where ‘#’ is an applicable Regional Secondary Locator (if any) and ‘&’ is a digit from 0 to 9.
The RSGB publishes a list (http://www.rsgbcc.org/hf/information/scc.shtml) of SCCs, which is a guide
to availability. Applications take up to four weeks to be processed.
Full details of how to apply for a Special Contest Callsign, including the complete qualifying criteria,
can be found on the RSGB website.
— RSGB website
ONTARIO SECTION NEWS
ITEMS OF INTEREST
3. The US Airforce may have shot down an Amateur Radio “Pico Balloon” over Canada
Since the famous takedown of a suspected Chinese spy balloon, US jets have shot down a total of
three more unidentified balloon objects, now confirmed to have been ‘commercial or benign’. There
is speculation that at least one these three objects may have been an amateur radio ‘pico’ balloon.
One part of the amateur radio hobby is launching high altitude balloons with various radio and other
payloads. Larger amateur radio balloons launched in the USA require FAA clearance, need a radar
reflector attached, and usually continually transmit APRS telemetry before naturally popping and falling
back to earth after a few hours, just like a weather balloon.
However there is also the simpler ‘pico’ ballooning hobby, which involves the use of mylar helium party

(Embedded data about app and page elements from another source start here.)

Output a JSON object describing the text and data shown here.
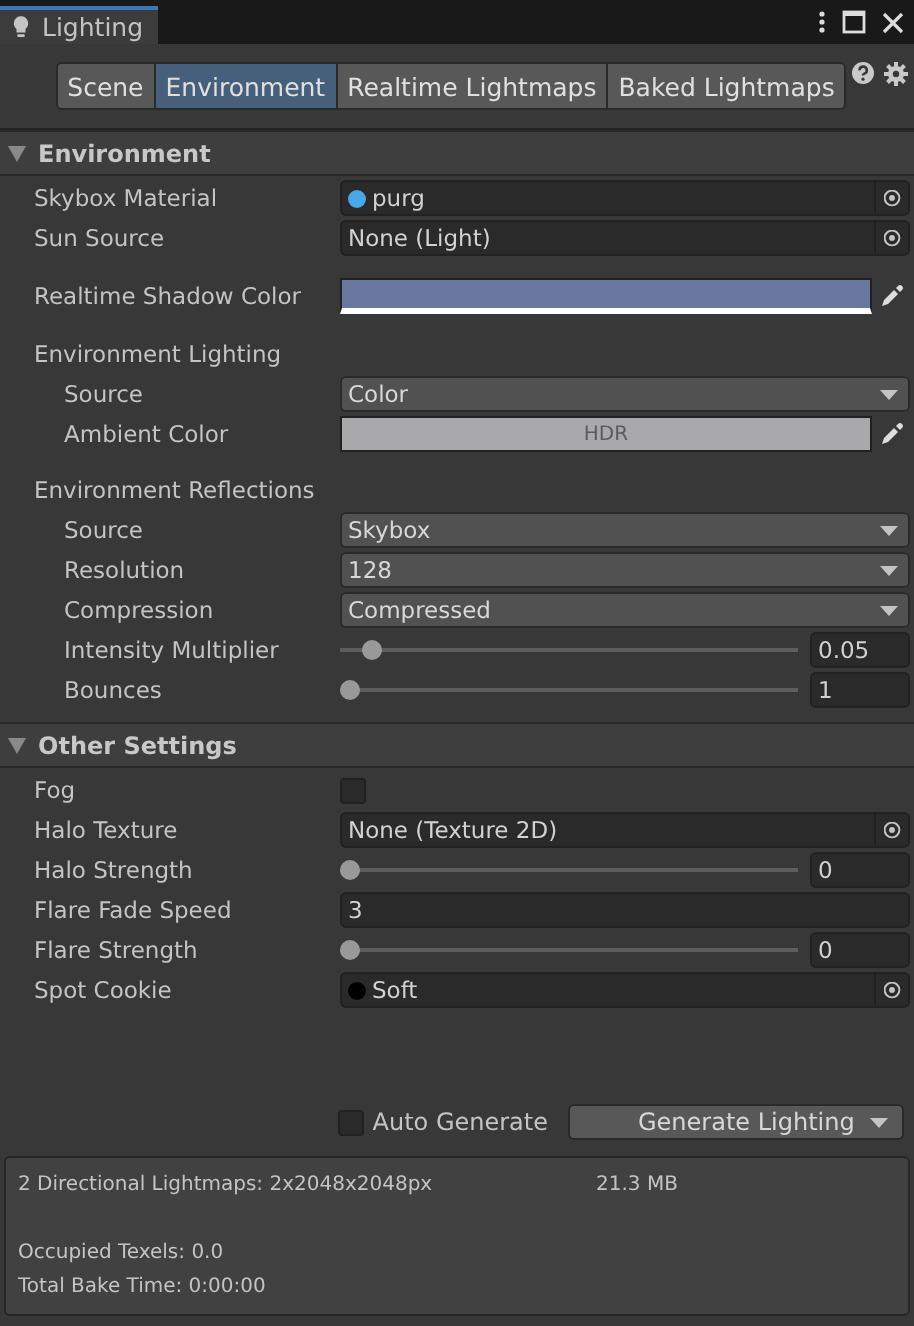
{
  "window": {
    "title": "Lighting"
  },
  "tabs": [
    {
      "label": "Scene",
      "selected": false
    },
    {
      "label": "Environment",
      "selected": true
    },
    {
      "label": "Realtime Lightmaps",
      "selected": false
    },
    {
      "label": "Baked Lightmaps",
      "selected": false
    }
  ],
  "sections": [
    {
      "title": "Environment",
      "expanded": true,
      "rows": [
        {
          "kind": "object",
          "label": "Skybox Material",
          "value": "purg",
          "color": "#4aa8e8"
        },
        {
          "kind": "object",
          "label": "Sun Source",
          "value": "None (Light)"
        },
        {
          "kind": "color",
          "label": "Realtime Shadow Color",
          "color": "#6a789f"
        },
        {
          "kind": "group",
          "label": "Environment Lighting",
          "children": [
            {
              "kind": "dropdown",
              "label": "Source",
              "value": "Color"
            },
            {
              "kind": "color",
              "label": "Ambient Color",
              "color": "#a9a9ab",
              "hdr": "HDR"
            }
          ]
        },
        {
          "kind": "group",
          "label": "Environment Reflections",
          "children": [
            {
              "kind": "dropdown",
              "label": "Source",
              "value": "Skybox"
            },
            {
              "kind": "dropdown",
              "label": "Resolution",
              "value": "128"
            },
            {
              "kind": "dropdown",
              "label": "Compression",
              "value": "Compressed"
            },
            {
              "kind": "slider",
              "label": "Intensity Multiplier",
              "level": 0.05,
              "value": "0.05"
            },
            {
              "kind": "slider",
              "label": "Bounces",
              "level": 0,
              "value": "1"
            }
          ]
        }
      ]
    },
    {
      "title": "Other Settings",
      "expanded": true,
      "rows": [
        {
          "kind": "checkbox",
          "label": "Fog",
          "checked": false
        },
        {
          "kind": "object",
          "label": "Halo Texture",
          "value": "None (Texture 2D)"
        },
        {
          "kind": "slider",
          "label": "Halo Strength",
          "level": 0,
          "value": "0"
        },
        {
          "kind": "text",
          "label": "Flare Fade Speed",
          "value": "3"
        },
        {
          "kind": "slider",
          "label": "Flare Strength",
          "level": 0,
          "value": "0"
        },
        {
          "kind": "object",
          "label": "Spot Cookie",
          "value": "Soft",
          "color": "#000000"
        }
      ]
    }
  ],
  "footer": {
    "auto_generate": {
      "label": "Auto Generate",
      "checked": false
    },
    "generate_button": "Generate Lighting"
  },
  "info": {
    "lightmaps": "2 Directional Lightmaps: 2x2048x2048px",
    "size": "21.3 MB",
    "occupied": "Occupied Texels: 0.0",
    "bake_time": "Total Bake Time: 0:00:00"
  }
}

balloons to launch small solar powered payloads that are only a few grams in weight. They typically
transmit low power WSPR at HF frequencies and can only transmit whenever there is sufficient solar
power available. Amateur radio or SDR hobbyist stations around the world can pick up these
transmissions, and report them on amateur.sondehub.org and/or wsprnet.org. Well built balloons can
totally circumnavigate the globe several times over several months before degrading.
Read more – RTL-SDR Blog: http://bit.ly/3xAeGMl
— This week in Amateur Radio
4. Special Theme for World Amateur Radio Day 2023 Announced
The International Amateur Radio Union announces that Human Security for All, HS4A, will be the theme
of World Amateur Radio Day on 18 April 2023. For the first time, the United Nations Trust Fund
for Human Security and the World Academy of Art and Science are partnering with IARU in a
campaign to highlight the role that amateur radio plays in addressing the world’s most pressing needs.
Human Security measures security at the individual level. First introduced by the U.N. in 1994, the
concept identifies seven interrelated dimensions of security that are essential to an individual’s wellbeing:
economic, food, health, environmental, personal, community and political.
The partners believe Amateur Radio is uniquely positioned to address people-centered, context-specific
security challenges by promoting technical knowledge, practical skills, innovative technology, and the
deployment of backup systems at the community level that can be called upon in times of emergency.
The pandemic, climate change, natural disasters, and armed conflicts on several continents undermine
our security and respect no boundaries. Amateur Radio has repeatedly demonstrated its ability to address
human security needs. It is a truly global communications medium comprising some three million radio
enthusiasts connecting communities and the peoples of the world.
In celebration of World Amateur Radio Day, IARU and its member-societies will be conducting a special
two-week on-the-air event 11–25 April. Special event stations will be operating from around the world,
making two-way radio contacts to call attention to the HS4A campaign.
— IARU.org website
This concludes this week’s bulletin.
Bulletin sent from Official Bulletin Manager VA3PC
RAC Ontario Sections Bulletin for February 18, 2023